--- Exercise inputs Enclosed Below ---

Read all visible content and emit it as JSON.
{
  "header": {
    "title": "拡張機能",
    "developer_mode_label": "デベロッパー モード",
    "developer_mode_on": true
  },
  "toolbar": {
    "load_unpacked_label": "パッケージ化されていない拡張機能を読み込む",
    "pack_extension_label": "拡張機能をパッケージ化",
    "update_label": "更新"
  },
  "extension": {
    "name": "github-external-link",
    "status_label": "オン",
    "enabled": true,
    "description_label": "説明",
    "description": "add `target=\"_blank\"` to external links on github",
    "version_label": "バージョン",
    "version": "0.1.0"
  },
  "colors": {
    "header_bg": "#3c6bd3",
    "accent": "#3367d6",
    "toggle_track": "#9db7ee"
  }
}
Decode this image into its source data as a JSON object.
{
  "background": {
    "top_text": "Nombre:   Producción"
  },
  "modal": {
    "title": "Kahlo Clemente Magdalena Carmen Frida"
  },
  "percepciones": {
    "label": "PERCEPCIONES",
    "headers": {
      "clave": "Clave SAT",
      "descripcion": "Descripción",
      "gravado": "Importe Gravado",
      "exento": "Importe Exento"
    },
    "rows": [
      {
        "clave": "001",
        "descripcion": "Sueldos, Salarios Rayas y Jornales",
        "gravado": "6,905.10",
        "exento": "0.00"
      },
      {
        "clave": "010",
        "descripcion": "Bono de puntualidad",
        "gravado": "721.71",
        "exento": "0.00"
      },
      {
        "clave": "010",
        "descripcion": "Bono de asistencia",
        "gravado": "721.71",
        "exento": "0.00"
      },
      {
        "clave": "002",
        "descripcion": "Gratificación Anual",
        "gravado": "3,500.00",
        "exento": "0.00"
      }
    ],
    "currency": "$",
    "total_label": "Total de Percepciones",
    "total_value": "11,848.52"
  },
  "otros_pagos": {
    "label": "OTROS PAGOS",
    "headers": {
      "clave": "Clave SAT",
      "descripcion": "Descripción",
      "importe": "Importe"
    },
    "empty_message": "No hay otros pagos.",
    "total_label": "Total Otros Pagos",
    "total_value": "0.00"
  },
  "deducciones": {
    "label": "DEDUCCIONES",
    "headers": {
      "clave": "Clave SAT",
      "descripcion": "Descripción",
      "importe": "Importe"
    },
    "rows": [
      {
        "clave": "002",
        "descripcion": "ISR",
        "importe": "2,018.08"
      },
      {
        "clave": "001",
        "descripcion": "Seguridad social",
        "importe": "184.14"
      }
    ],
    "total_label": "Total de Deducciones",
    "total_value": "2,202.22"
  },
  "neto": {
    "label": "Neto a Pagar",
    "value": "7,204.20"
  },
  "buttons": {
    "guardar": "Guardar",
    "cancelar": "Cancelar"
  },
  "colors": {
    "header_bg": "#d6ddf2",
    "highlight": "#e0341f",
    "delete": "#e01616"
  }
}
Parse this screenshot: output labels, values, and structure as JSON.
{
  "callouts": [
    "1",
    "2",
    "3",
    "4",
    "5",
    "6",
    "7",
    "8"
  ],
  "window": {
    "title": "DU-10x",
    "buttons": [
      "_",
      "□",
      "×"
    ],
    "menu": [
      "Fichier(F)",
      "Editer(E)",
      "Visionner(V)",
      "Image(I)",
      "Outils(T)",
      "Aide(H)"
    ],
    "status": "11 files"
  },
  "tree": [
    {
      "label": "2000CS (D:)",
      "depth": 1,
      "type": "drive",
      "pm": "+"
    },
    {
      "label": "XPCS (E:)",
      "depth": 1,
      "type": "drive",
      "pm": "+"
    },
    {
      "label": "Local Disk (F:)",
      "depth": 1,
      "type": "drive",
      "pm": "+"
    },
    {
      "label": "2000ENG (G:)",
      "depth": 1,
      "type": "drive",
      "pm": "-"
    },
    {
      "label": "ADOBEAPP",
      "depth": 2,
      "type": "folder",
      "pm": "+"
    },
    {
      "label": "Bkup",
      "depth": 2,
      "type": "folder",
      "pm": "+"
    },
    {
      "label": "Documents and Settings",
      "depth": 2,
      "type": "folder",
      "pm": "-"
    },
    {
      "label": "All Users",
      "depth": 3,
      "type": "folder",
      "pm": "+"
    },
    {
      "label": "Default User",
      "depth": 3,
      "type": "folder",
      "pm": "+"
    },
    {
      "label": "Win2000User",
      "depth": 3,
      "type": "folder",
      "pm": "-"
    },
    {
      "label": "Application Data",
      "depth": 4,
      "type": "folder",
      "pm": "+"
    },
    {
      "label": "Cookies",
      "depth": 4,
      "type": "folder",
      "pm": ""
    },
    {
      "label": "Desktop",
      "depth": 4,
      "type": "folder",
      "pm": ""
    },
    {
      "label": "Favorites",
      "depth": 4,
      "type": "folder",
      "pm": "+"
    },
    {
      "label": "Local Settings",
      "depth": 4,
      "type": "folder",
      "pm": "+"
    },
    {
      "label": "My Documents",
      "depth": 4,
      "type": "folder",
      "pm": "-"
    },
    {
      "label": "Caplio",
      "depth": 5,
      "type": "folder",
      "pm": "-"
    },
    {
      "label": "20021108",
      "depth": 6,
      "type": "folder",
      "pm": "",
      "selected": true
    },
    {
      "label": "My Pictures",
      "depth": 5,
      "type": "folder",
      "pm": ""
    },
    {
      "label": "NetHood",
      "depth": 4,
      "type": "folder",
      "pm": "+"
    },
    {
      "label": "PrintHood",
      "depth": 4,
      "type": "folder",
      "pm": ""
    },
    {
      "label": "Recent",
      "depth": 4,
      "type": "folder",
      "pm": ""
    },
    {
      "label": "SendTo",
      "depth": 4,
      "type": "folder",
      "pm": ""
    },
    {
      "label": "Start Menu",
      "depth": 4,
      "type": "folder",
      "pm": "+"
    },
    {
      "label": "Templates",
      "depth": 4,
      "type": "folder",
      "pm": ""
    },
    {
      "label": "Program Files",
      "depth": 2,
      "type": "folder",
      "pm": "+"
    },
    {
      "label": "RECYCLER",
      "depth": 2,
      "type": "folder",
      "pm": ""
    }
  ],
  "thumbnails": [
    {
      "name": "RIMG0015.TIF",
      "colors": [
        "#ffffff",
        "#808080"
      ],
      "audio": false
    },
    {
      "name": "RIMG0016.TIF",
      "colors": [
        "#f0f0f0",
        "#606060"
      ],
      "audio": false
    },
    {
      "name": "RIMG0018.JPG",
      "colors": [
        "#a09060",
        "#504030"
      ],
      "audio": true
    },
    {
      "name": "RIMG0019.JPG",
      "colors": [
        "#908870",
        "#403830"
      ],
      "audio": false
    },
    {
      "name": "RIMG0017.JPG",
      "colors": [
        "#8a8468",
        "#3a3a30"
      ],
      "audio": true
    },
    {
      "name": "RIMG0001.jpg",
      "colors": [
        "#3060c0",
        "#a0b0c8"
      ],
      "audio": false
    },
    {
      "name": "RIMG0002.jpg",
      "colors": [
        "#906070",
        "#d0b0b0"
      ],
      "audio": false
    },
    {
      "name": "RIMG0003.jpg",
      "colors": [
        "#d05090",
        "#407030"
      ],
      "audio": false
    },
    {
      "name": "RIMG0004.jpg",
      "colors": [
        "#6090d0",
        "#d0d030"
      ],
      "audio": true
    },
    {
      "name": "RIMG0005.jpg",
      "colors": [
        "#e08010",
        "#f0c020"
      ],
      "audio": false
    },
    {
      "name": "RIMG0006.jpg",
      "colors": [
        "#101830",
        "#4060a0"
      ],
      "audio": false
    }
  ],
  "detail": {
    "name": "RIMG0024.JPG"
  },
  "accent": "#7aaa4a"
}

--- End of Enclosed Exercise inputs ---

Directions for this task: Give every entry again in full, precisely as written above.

Reply to the task:
Read all visible content and emit it as JSON.
{
  "header": {
    "title": "拡張機能",
    "developer_mode_label": "デベロッパー モード",
    "developer_mode_on": true
  },
  "toolbar": {
    "load_unpacked_label": "パッケージ化されていない拡張機能を読み込む",
    "pack_extension_label": "拡張機能をパッケージ化",
    "update_label": "更新"
  },
  "extension": {
    "name": "github-external-link",
    "status_label": "オン",
    "enabled": true,
    "description_label": "説明",
    "description": "add `target=\"_blank\"` to external links on github",
    "version_label": "バージョン",
    "version": "0.1.0"
  },
  "colors": {
    "header_bg": "#3c6bd3",
    "accent": "#3367d6",
    "toggle_track": "#9db7ee"
  }
}
Decode this image into its source data as a JSON object.
{
  "background": {
    "top_text": "Nombre:   Producción"
  },
  "modal": {
    "title": "Kahlo Clemente Magdalena Carmen Frida"
  },
  "percepciones": {
    "label": "PERCEPCIONES",
    "headers": {
      "clave": "Clave SAT",
      "descripcion": "Descripción",
      "gravado": "Importe Gravado",
      "exento": "Importe Exento"
    },
    "rows": [
      {
        "clave": "001",
        "descripcion": "Sueldos, Salarios Rayas y Jornales",
        "gravado": "6,905.10",
        "exento": "0.00"
      },
      {
        "clave": "010",
        "descripcion": "Bono de puntualidad",
        "gravado": "721.71",
        "exento": "0.00"
      },
      {
        "clave": "010",
        "descripcion": "Bono de asistencia",
        "gravado": "721.71",
        "exento": "0.00"
      },
      {
        "clave": "002",
        "descripcion": "Gratificación Anual",
        "gravado": "3,500.00",
        "exento": "0.00"
      }
    ],
    "currency": "$",
    "total_label": "Total de Percepciones",
    "total_value": "11,848.52"
  },
  "otros_pagos": {
    "label": "OTROS PAGOS",
    "headers": {
      "clave": "Clave SAT",
      "descripcion": "Descripción",
      "importe": "Importe"
    },
    "empty_message": "No hay otros pagos.",
    "total_label": "Total Otros Pagos",
    "total_value": "0.00"
  },
  "deducciones": {
    "label": "DEDUCCIONES",
    "headers": {
      "clave": "Clave SAT",
      "descripcion": "Descripción",
      "importe": "Importe"
    },
    "rows": [
      {
        "clave": "002",
        "descripcion": "ISR",
        "importe": "2,018.08"
      },
      {
        "clave": "001",
        "descripcion": "Seguridad social",
        "importe": "184.14"
      }
    ],
    "total_label": "Total de Deducciones",
    "total_value": "2,202.22"
  },
  "neto": {
    "label": "Neto a Pagar",
    "value": "7,204.20"
  },
  "buttons": {
    "guardar": "Guardar",
    "cancelar": "Cancelar"
  },
  "colors": {
    "header_bg": "#d6ddf2",
    "highlight": "#e0341f",
    "delete": "#e01616"
  }
}
Parse this screenshot: output labels, values, and structure as JSON.
{
  "callouts": [
    "1",
    "2",
    "3",
    "4",
    "5",
    "6",
    "7",
    "8"
  ],
  "window": {
    "title": "DU-10x",
    "buttons": [
      "_",
      "□",
      "×"
    ],
    "menu": [
      "Fichier(F)",
      "Editer(E)",
      "Visionner(V)",
      "Image(I)",
      "Outils(T)",
      "Aide(H)"
    ],
    "status": "11 files"
  },
  "tree": [
    {
      "label": "2000CS (D:)",
      "depth": 1,
      "type": "drive",
      "pm": "+"
    },
    {
      "label": "XPCS (E:)",
      "depth": 1,
      "type": "drive",
      "pm": "+"
    },
    {
      "label": "Local Disk (F:)",
      "depth": 1,
      "type": "drive",
      "pm": "+"
    },
    {
      "label": "2000ENG (G:)",
      "depth": 1,
      "type": "drive",
      "pm": "-"
    },
    {
      "label": "ADOBEAPP",
      "depth": 2,
      "type": "folder",
      "pm": "+"
    },
    {
      "label": "Bkup",
      "depth": 2,
      "type": "folder",
      "pm": "+"
    },
    {
      "label": "Documents and Settings",
      "depth": 2,
      "type": "folder",
      "pm": "-"
    },
    {
      "label": "All Users",
      "depth": 3,
      "type": "folder",
      "pm": "+"
    },
    {
      "label": "Default User",
      "depth": 3,
      "type": "folder",
      "pm": "+"
    },
    {
      "label": "Win2000User",
      "depth": 3,
      "type": "folder",
      "pm": "-"
    },
    {
      "label": "Application Data",
      "depth": 4,
      "type": "folder",
      "pm": "+"
    },
    {
      "label": "Cookies",
      "depth": 4,
      "type": "folder",
      "pm": ""
    },
    {
      "label": "Desktop",
      "depth": 4,
      "type": "folder",
      "pm": ""
    },
    {
      "label": "Favorites",
      "depth": 4,
      "type": "folder",
      "pm": "+"
    },
    {
      "label": "Local Settings",
      "depth": 4,
      "type": "folder",
      "pm": "+"
    },
    {
      "label": "My Documents",
      "depth": 4,
      "type": "folder",
      "pm": "-"
    },
    {
      "label": "Caplio",
      "depth": 5,
      "type": "folder",
      "pm": "-"
    },
    {
      "label": "20021108",
      "depth": 6,
      "type": "folder",
      "pm": "",
      "selected": true
    },
    {
      "label": "My Pictures",
      "depth": 5,
      "type": "folder",
      "pm": ""
    },
    {
      "label": "NetHood",
      "depth": 4,
      "type": "folder",
      "pm": "+"
    },
    {
      "label": "PrintHood",
      "depth": 4,
      "type": "folder",
      "pm": ""
    },
    {
      "label": "Recent",
      "depth": 4,
      "type": "folder",
      "pm": ""
    },
    {
      "label": "SendTo",
      "depth": 4,
      "type": "folder",
      "pm": ""
    },
    {
      "label": "Start Menu",
      "depth": 4,
      "type": "folder",
      "pm": "+"
    },
    {
      "label": "Templates",
      "depth": 4,
      "type": "folder",
      "pm": ""
    },
    {
      "label": "Program Files",
      "depth": 2,
      "type": "folder",
      "pm": "+"
    },
    {
      "label": "RECYCLER",
      "depth": 2,
      "type": "folder",
      "pm": ""
    }
  ],
  "thumbnails": [
    {
      "name": "RIMG0015.TIF",
      "colors": [
        "#ffffff",
        "#808080"
      ],
      "audio": false
    },
    {
      "name": "RIMG0016.TIF",
      "colors": [
        "#f0f0f0",
        "#606060"
      ],
      "audio": false
    },
    {
      "name": "RIMG0018.JPG",
      "colors": [
        "#a09060",
        "#504030"
      ],
      "audio": true
    },
    {
      "name": "RIMG0019.JPG",
      "colors": [
        "#908870",
        "#403830"
      ],
      "audio": false
    },
    {
      "name": "RIMG0017.JPG",
      "colors": [
        "#8a8468",
        "#3a3a30"
      ],
      "audio": true
    },
    {
      "name": "RIMG0001.jpg",
      "colors": [
        "#3060c0",
        "#a0b0c8"
      ],
      "audio": false
    },
    {
      "name": "RIMG0002.jpg",
      "colors": [
        "#906070",
        "#d0b0b0"
      ],
      "audio": false
    },
    {
      "name": "RIMG0003.jpg",
      "colors": [
        "#d05090",
        "#407030"
      ],
      "audio": false
    },
    {
      "name": "RIMG0004.jpg",
      "colors": [
        "#6090d0",
        "#d0d030"
      ],
      "audio": true
    },
    {
      "name": "RIMG0005.jpg",
      "colors": [
        "#e08010",
        "#f0c020"
      ],
      "audio": false
    },
    {
      "name": "RIMG0006.jpg",
      "colors": [
        "#101830",
        "#4060a0"
      ],
      "audio": false
    }
  ],
  "detail": {
    "name": "RIMG0024.JPG"
  },
  "accent": "#7aaa4a"
}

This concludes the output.